Buckwheat is often percieved as a health good as it contains very little or no gluten. However, it is not only a food allergen, but an occupational allergen as well as one hidden in everyday products. Here's what you need to know about it.
Buckwheat allergy has become increasingly common not only in Asia, but also in Europe and the USA. The first description of an allergic reaction to buckwheat ingestion was published in 1909. Since then, buckwheat has emerged as a potent allergen throughout the world, particularly in Asian countries like Japan where it is widely consumed. In Japan, a large study in 1998 with 92,680 subjects reported that 0.22% of school-aged children had buckwheat allergy. Similarly, the prevalence of buckwheat allergy in Korea was found to be 0.1% in elementary school students and 0.13% in middle school students. Buckwheat allergy can also commonly lead to life-threatening anaphylaxis; reports of this in Singapore, though few, have certainly raised awareness of this dangerous allergen locally.
Buckwheat belongs to the Polygonaceae family and is an important ingredient in a wide range of traditional Asian and European dishes. Its two main types are common buckwheat (Fagopyrum esculentum) and tartary buckwheat (Fagopyrum tartaricum). Buckwheat flour is rich in protein and also contains dietary fibre, minerals and vitamins. Buckwheat contains very little or no gluten, making it a good supplement for patients with coeliac disease. Interestingly, buckwheat is not only a food allergen, but an occupational allergen as well as a hidden allergen.

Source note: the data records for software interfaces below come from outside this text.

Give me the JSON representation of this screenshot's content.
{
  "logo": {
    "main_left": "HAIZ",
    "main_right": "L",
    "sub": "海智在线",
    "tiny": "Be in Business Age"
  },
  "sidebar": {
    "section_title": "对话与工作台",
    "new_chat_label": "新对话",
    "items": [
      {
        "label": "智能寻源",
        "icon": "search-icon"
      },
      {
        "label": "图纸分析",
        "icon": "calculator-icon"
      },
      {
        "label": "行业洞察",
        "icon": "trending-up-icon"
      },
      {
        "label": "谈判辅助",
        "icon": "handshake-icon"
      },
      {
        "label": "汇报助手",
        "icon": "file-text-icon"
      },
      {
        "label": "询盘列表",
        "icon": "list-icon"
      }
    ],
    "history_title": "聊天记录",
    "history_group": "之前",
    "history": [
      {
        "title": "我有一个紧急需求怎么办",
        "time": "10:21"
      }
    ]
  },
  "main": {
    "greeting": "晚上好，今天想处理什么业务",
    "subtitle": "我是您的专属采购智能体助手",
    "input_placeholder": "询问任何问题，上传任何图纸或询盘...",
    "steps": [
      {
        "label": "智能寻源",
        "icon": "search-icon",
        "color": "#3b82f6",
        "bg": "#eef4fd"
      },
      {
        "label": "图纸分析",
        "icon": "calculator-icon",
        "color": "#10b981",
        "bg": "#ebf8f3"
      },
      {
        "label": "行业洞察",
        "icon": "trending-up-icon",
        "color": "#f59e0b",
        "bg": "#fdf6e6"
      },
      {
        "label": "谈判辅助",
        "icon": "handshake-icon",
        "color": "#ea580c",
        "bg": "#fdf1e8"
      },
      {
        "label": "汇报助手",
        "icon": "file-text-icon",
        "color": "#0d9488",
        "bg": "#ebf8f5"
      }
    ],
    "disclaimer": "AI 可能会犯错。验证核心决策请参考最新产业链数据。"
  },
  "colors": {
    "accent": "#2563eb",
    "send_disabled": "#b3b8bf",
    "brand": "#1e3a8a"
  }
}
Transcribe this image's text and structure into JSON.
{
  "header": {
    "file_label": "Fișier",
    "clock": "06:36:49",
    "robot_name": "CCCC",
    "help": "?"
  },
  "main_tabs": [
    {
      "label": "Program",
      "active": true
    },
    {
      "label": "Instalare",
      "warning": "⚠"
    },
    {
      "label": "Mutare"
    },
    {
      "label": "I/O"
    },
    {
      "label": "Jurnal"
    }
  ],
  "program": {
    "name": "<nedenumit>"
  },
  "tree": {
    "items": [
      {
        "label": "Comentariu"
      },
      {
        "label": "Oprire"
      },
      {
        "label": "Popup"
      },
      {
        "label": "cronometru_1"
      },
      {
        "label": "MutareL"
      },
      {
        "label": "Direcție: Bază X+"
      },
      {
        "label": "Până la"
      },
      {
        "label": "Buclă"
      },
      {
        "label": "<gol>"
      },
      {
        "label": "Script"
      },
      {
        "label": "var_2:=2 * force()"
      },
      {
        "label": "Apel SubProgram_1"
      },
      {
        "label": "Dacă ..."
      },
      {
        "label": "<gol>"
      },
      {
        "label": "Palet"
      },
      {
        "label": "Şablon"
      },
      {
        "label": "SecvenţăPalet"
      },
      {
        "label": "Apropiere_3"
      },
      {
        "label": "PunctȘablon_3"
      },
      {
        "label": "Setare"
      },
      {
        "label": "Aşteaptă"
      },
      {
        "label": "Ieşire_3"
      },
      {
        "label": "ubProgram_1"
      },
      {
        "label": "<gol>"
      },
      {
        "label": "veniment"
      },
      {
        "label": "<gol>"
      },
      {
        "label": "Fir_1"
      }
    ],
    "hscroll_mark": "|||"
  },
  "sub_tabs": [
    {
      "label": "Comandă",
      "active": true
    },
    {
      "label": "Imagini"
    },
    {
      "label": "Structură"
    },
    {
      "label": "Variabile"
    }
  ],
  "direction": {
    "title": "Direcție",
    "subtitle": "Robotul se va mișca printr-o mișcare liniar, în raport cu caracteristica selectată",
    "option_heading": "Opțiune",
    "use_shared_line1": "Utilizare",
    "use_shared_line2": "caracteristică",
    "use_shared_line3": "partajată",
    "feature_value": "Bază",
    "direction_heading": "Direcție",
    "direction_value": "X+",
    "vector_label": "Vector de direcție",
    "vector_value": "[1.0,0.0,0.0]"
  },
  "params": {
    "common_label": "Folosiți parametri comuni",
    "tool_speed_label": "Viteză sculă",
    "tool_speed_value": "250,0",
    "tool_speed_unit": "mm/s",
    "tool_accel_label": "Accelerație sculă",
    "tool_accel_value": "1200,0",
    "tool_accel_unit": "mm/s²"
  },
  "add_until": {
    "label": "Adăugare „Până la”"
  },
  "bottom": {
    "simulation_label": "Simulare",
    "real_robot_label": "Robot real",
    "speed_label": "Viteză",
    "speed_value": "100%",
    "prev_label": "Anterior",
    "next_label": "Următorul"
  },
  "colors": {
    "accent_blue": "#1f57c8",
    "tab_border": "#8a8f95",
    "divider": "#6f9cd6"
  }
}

There is a large variety of food products around the world in which buckwheat can be found. Locally, common buckwheat-containing dishes include Soba noodles, which originated from Japan.
Differenttypes of cuisine also contain buckwheat. They include:
Korean noodles (known as Guksu) and jelly (Memil-muk);
Russian porridge (Groat)
Italian hot porridge (polenta) and pasta (Pizzoccheri);
French crepe (Galette)
Dutch pancakes (Poffertjes)
There are various kinds of soba available, each containing different amounts of buckwheat flour, usually ranging from 40% to 100% . Juwari soba is made from 100% buckwheat flour.
There are many varieties ofsoba that contain other additives; soba with consisting of100% buckwheat tend to be brittle, so many restaurants add wheat flour to them. These include:
Hachi-wari soba, made from 80% buckwheat flour and 20% wheat flour,
Cha soba, which is soba flavoured with green tea powder;
Hegi soba (soba flavoured with seaweed)
Jinenjo soba (soba flavoured with wild yam flour);
Mugi soba (soba flavoured with mugwort)
Sarashina soba (thin, light-coloured soba, made of refined buckwheat)
Buckwheat in the working environment has affected noodle makers, bakers, packing workers and workers in pancake restaurants.
Buckwheat is also a hidden domestic allergen in Asian countries, where buckwheat husks are sometimes used to stuff pillows.
Common clinical manifestations of buckwheat allergy include skin reactions like urticaria and angioedema; respiratory symptoms like asthma; gastrointestinal symptoms like vomiting and abdominal pain; as well as life-threatening anaphylaxis, which has been found to occur in more than 50% of patients with buckwheat allergy, making buckwheat commonly known as an anaphylaxis-inducing food. In studies done in Japan and Korea, the median age of buckwheat allergy in children is 7.4 years (ranging 2.2 to 14.5 years) and 7 years (ranging 4 to 14 years) respectively.
Interestingly, it has been found that most children with buckwheat allergy can eventually outgrow it. A study done in Japan demonstrated that 72% of children with buckwheat allergy acquired tolerance at a median age of 7 years (ranging from 0.2 to 15.6 years) after their reaction. In the same study, it was found that among children who had previous anaphylactic reactions to buckwheat, two-thirds had developed tolerance to buckwheat after a median of 10.5 years (ranging 1.9 to 15.6 years) of dietary elimination. Hence, the majority of children with buckwheat allergies seem to outgrow buckwheat allergy and be tolerant of buckwheat later in childhood.
Buckwheat allergy, although rare in Singapore compared to other allergies to food such as cow's milk and eggs, has become increasingly common recently. Fortunately, there has also been increasing awareness of its potential in causing severe life-threatening reactions, and responsible restaurant owners have even taken the initiative to display warning messages like "Buckwheat may cause allergy in rare cases" on its menus. This, together with prompt identification of symptoms and appropriate medical treatment, can hopefully reduce the morbidity and mortality associated with this potent allergen.
Attribute to Dr Keith Liang Wei Han, Medical Doctor, Paediatric Medicine, KK Women's and Children's Hospital